You are right also in advising that the boundary line between the states of Oregon and Washington is difficult of determination. The Supreme Court of the United States, in determining this line, confined itself to the narrow facts before it (Washington v. Oregon, 211 U.S. 127), and took occasion to recommend, as we again do, the determination thereof by joint agreement. (Washington v. Oregon, 215 U.S. 205.)
The precise boundary line between the states of Oregon and Washington in the vicinity of "The Dalles Celilo Locks", under the decisions just cited, is the varying center of the main channel of the Columbia River. (Section 1, Article 24, Washington Constitution.)
The Supreme Court of the United States said that the widest channel does not mean the broadest expanse of water, but "simply the widest expanse of water which can reasonably be called a channel." (Washington v. Oregon, 214 U.S. 205, at p. 216.)
The necessity still remains of determining the precise center of the main channel, regardless of the width of the river or the stage of the water therein.
The construction of an artificial channel does not change the precise boundary line determined as a matter of fact from the foregoing definition.

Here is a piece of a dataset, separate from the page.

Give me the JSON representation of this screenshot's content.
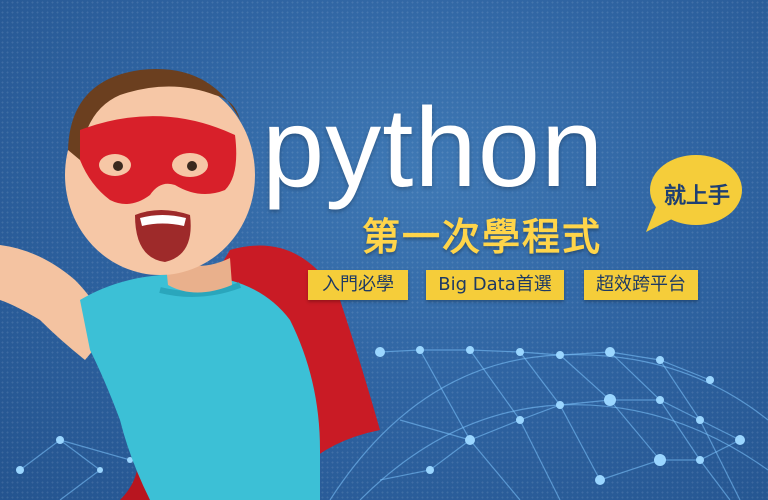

The boundary line would remain the varying center of the original channel, although a new channel might become the present main channel.
Missouri v. Nebraska, 196 U.S. 23.
Washington v. Oregon, 214 U.S. 205.
Our letter of August 19, 1941, to Hon. B. T. McCauley, Director of Game.
Our letter of March 31, 1944, to Mr. T. M. McIntyre, Supervisor of the Tax Commission.
Very truly yours,
E. P. DONNELLY
Assistant Attorney General